[Opening Supplied material section]
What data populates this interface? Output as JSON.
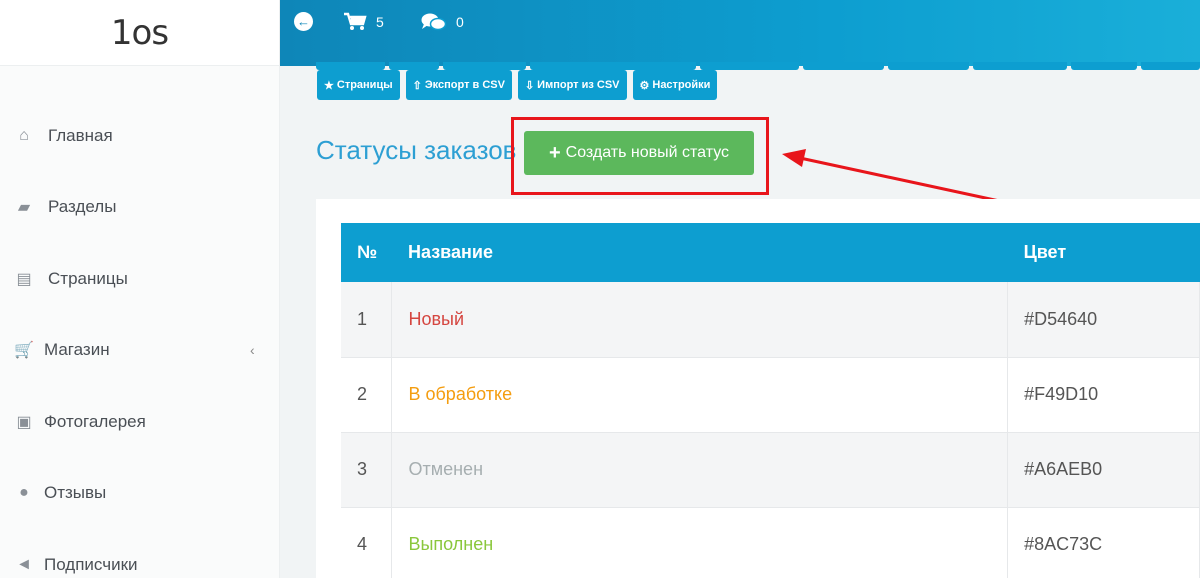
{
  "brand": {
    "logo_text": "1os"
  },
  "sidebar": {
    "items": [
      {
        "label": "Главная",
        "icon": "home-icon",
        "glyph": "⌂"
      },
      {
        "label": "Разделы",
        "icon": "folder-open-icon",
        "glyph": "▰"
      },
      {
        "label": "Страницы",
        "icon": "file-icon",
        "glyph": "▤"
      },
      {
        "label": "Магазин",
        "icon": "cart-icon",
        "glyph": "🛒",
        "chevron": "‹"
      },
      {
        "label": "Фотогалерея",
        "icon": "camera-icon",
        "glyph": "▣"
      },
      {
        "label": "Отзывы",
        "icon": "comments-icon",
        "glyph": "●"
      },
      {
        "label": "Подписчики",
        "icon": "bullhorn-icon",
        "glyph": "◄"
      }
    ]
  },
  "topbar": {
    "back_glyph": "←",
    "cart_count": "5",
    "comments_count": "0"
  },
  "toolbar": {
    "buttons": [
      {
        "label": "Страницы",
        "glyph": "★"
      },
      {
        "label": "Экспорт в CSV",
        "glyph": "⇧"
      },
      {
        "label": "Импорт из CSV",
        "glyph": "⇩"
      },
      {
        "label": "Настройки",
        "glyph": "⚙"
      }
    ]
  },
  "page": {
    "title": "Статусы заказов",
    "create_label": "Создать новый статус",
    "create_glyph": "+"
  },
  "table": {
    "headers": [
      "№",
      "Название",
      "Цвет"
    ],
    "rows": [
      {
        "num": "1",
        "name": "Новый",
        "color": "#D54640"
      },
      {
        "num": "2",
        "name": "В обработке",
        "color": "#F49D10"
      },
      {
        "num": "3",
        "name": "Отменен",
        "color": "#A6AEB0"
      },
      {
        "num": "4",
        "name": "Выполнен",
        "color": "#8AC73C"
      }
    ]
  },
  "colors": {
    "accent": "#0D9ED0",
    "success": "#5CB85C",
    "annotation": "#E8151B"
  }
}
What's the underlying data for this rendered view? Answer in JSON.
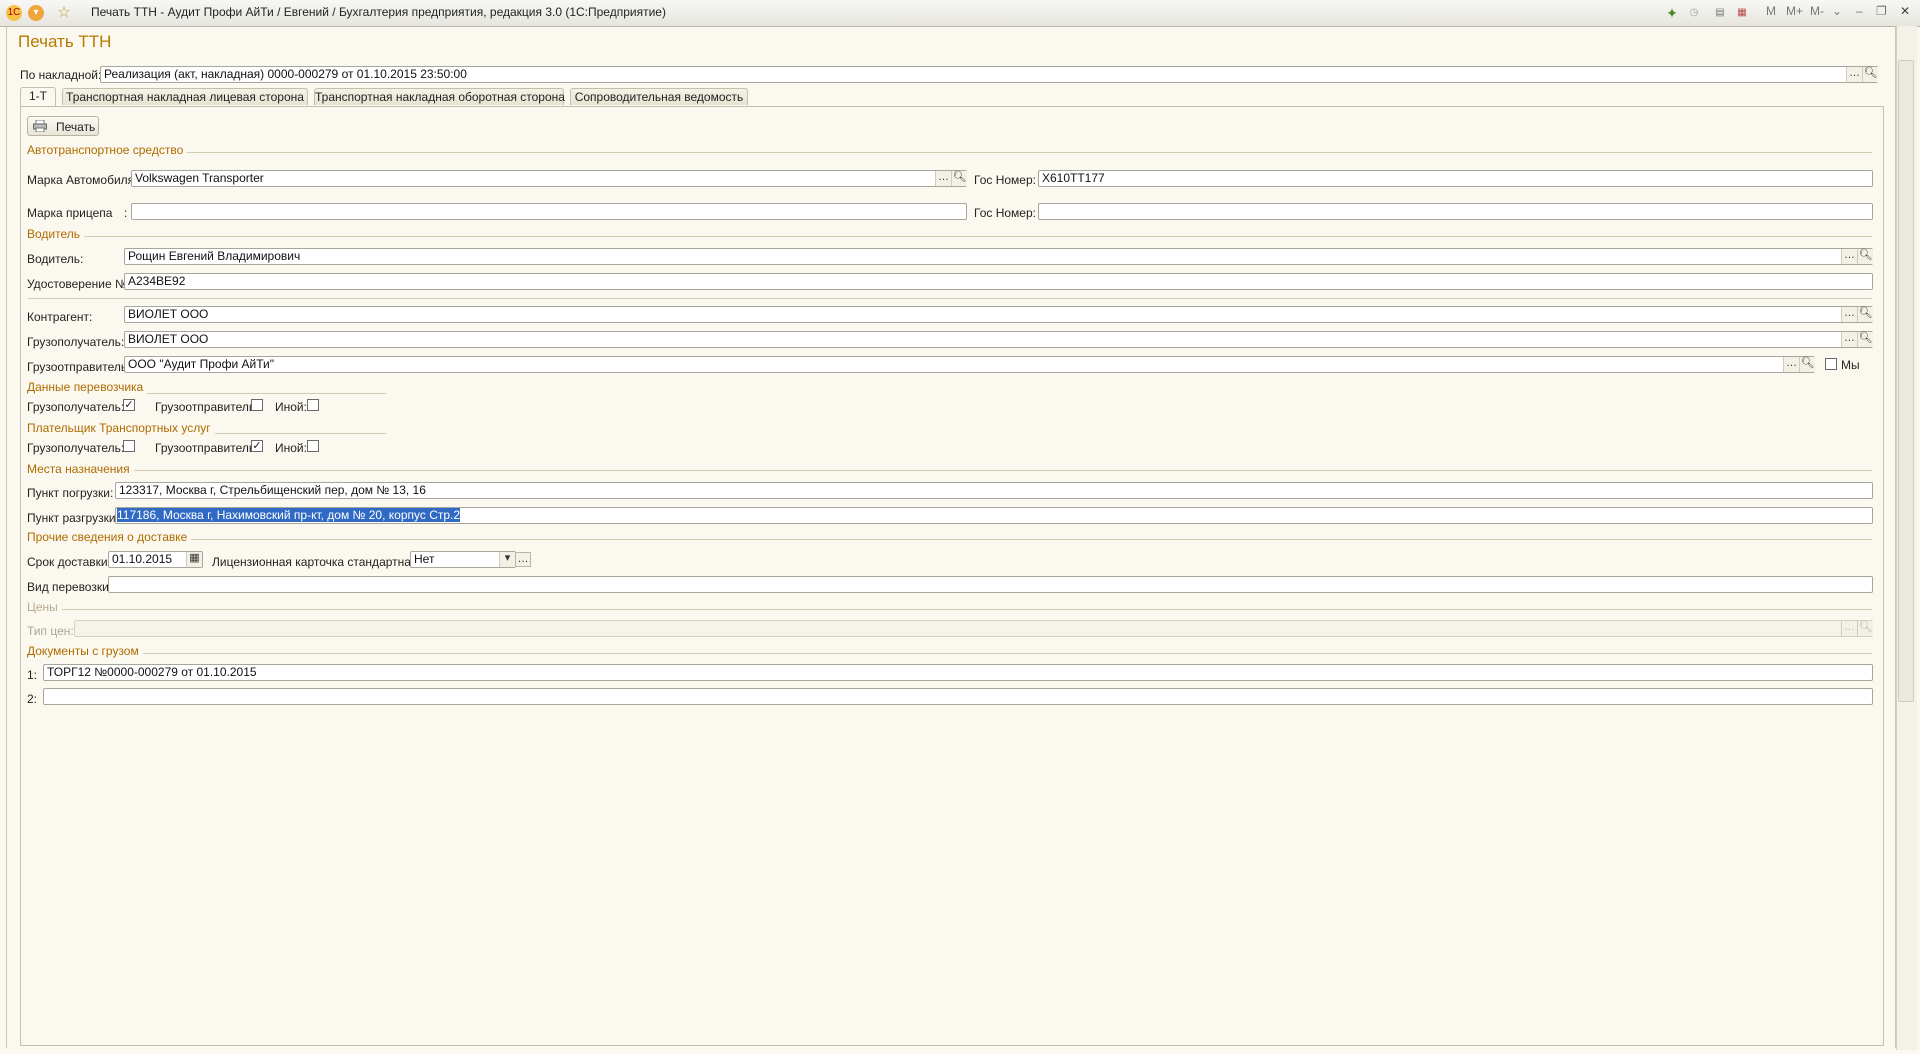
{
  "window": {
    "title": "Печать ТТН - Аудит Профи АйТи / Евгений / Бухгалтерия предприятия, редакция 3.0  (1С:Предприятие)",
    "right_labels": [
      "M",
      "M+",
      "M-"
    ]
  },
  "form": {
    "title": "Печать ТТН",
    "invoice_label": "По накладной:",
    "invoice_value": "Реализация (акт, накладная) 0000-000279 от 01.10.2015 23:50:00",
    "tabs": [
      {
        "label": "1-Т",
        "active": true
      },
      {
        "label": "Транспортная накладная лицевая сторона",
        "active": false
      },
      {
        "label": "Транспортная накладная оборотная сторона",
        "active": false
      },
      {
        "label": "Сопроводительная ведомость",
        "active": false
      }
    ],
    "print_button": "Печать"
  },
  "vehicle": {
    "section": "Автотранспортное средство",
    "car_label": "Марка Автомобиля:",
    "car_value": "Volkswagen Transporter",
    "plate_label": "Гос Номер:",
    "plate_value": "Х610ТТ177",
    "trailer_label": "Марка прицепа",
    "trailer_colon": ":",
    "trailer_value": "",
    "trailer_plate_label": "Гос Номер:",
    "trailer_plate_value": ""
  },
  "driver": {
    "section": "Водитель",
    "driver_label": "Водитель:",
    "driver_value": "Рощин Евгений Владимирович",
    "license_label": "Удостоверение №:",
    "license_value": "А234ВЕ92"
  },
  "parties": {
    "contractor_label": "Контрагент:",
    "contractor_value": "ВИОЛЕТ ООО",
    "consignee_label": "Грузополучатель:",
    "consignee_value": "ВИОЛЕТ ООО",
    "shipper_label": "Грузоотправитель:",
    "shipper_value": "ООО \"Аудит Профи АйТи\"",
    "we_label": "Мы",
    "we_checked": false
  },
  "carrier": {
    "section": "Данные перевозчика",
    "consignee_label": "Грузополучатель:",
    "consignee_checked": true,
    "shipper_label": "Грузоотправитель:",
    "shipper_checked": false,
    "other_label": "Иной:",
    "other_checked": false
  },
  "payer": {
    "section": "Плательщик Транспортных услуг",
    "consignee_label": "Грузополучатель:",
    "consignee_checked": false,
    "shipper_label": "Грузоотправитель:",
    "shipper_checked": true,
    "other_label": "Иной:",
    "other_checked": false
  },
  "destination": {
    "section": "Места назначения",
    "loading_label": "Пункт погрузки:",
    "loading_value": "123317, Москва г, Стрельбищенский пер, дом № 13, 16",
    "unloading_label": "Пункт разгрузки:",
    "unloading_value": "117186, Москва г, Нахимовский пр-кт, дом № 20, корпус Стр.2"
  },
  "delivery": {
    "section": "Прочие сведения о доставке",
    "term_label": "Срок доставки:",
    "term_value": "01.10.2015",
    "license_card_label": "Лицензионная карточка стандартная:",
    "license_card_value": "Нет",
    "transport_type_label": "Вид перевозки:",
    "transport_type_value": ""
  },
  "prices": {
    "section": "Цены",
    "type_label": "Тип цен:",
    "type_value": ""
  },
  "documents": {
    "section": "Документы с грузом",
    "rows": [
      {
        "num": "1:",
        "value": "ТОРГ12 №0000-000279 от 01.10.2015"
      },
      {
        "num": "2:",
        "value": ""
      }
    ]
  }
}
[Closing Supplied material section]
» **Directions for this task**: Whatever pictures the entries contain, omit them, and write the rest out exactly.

» **Written reply**:
What data populates this interface? Output as JSON.
{
  "brand": {
    "logo_text": "1os"
  },
  "sidebar": {
    "items": [
      {
        "label": "Главная",
        "icon": "home-icon",
        "glyph": "⌂"
      },
      {
        "label": "Разделы",
        "icon": "folder-open-icon",
        "glyph": "▰"
      },
      {
        "label": "Страницы",
        "icon": "file-icon",
        "glyph": "▤"
      },
      {
        "label": "Магазин",
        "icon": "cart-icon",
        "glyph": "🛒",
        "chevron": "‹"
      },
      {
        "label": "Фотогалерея",
        "icon": "camera-icon",
        "glyph": "▣"
      },
      {
        "label": "Отзывы",
        "icon": "comments-icon",
        "glyph": "●"
      },
      {
        "label": "Подписчики",
        "icon": "bullhorn-icon",
        "glyph": "◄"
      }
    ]
  },
  "topbar": {
    "back_glyph": "←",
    "cart_count": "5",
    "comments_count": "0"
  },
  "toolbar": {
    "buttons": [
      {
        "label": "Страницы",
        "glyph": "★"
      },
      {
        "label": "Экспорт в CSV",
        "glyph": "⇧"
      },
      {
        "label": "Импорт из CSV",
        "glyph": "⇩"
      },
      {
        "label": "Настройки",
        "glyph": "⚙"
      }
    ]
  },
  "page": {
    "title": "Статусы заказов",
    "create_label": "Создать новый статус",
    "create_glyph": "+"
  },
  "table": {
    "headers": [
      "№",
      "Название",
      "Цвет"
    ],
    "rows": [
      {
        "num": "1",
        "name": "Новый",
        "color": "#D54640"
      },
      {
        "num": "2",
        "name": "В обработке",
        "color": "#F49D10"
      },
      {
        "num": "3",
        "name": "Отменен",
        "color": "#A6AEB0"
      },
      {
        "num": "4",
        "name": "Выполнен",
        "color": "#8AC73C"
      }
    ]
  },
  "colors": {
    "accent": "#0D9ED0",
    "success": "#5CB85C",
    "annotation": "#E8151B"
  }
}
What's the underlying data for this rendered view? Answer in JSON.
{
  "window": {
    "title": "Печать ТТН - Аудит Профи АйТи / Евгений / Бухгалтерия предприятия, редакция 3.0  (1С:Предприятие)",
    "right_labels": [
      "M",
      "M+",
      "M-"
    ]
  },
  "form": {
    "title": "Печать ТТН",
    "invoice_label": "По накладной:",
    "invoice_value": "Реализация (акт, накладная) 0000-000279 от 01.10.2015 23:50:00",
    "tabs": [
      {
        "label": "1-Т",
        "active": true
      },
      {
        "label": "Транспортная накладная лицевая сторона",
        "active": false
      },
      {
        "label": "Транспортная накладная оборотная сторона",
        "active": false
      },
      {
        "label": "Сопроводительная ведомость",
        "active": false
      }
    ],
    "print_button": "Печать"
  },
  "vehicle": {
    "section": "Автотранспортное средство",
    "car_label": "Марка Автомобиля:",
    "car_value": "Volkswagen Transporter",
    "plate_label": "Гос Номер:",
    "plate_value": "Х610ТТ177",
    "trailer_label": "Марка прицепа",
    "trailer_colon": ":",
    "trailer_value": "",
    "trailer_plate_label": "Гос Номер:",
    "trailer_plate_value": ""
  },
  "driver": {
    "section": "Водитель",
    "driver_label": "Водитель:",
    "driver_value": "Рощин Евгений Владимирович",
    "license_label": "Удостоверение №:",
    "license_value": "А234ВЕ92"
  },
  "parties": {
    "contractor_label": "Контрагент:",
    "contractor_value": "ВИОЛЕТ ООО",
    "consignee_label": "Грузополучатель:",
    "consignee_value": "ВИОЛЕТ ООО",
    "shipper_label": "Грузоотправитель:",
    "shipper_value": "ООО \"Аудит Профи АйТи\"",
    "we_label": "Мы",
    "we_checked": false
  },
  "carrier": {
    "section": "Данные перевозчика",
    "consignee_label": "Грузополучатель:",
    "consignee_checked": true,
    "shipper_label": "Грузоотправитель:",
    "shipper_checked": false,
    "other_label": "Иной:",
    "other_checked": false
  },
  "payer": {
    "section": "Плательщик Транспортных услуг",
    "consignee_label": "Грузополучатель:",
    "consignee_checked": false,
    "shipper_label": "Грузоотправитель:",
    "shipper_checked": true,
    "other_label": "Иной:",
    "other_checked": false
  },
  "destination": {
    "section": "Места назначения",
    "loading_label": "Пункт погрузки:",
    "loading_value": "123317, Москва г, Стрельбищенский пер, дом № 13, 16",
    "unloading_label": "Пункт разгрузки:",
    "unloading_value": "117186, Москва г, Нахимовский пр-кт, дом № 20, корпус Стр.2"
  },
  "delivery": {
    "section": "Прочие сведения о доставке",
    "term_label": "Срок доставки:",
    "term_value": "01.10.2015",
    "license_card_label": "Лицензионная карточка стандартная:",
    "license_card_value": "Нет",
    "transport_type_label": "Вид перевозки:",
    "transport_type_value": ""
  },
  "prices": {
    "section": "Цены",
    "type_label": "Тип цен:",
    "type_value": ""
  },
  "documents": {
    "section": "Документы с грузом",
    "rows": [
      {
        "num": "1:",
        "value": "ТОРГ12 №0000-000279 от 01.10.2015"
      },
      {
        "num": "2:",
        "value": ""
      }
    ]
  }
}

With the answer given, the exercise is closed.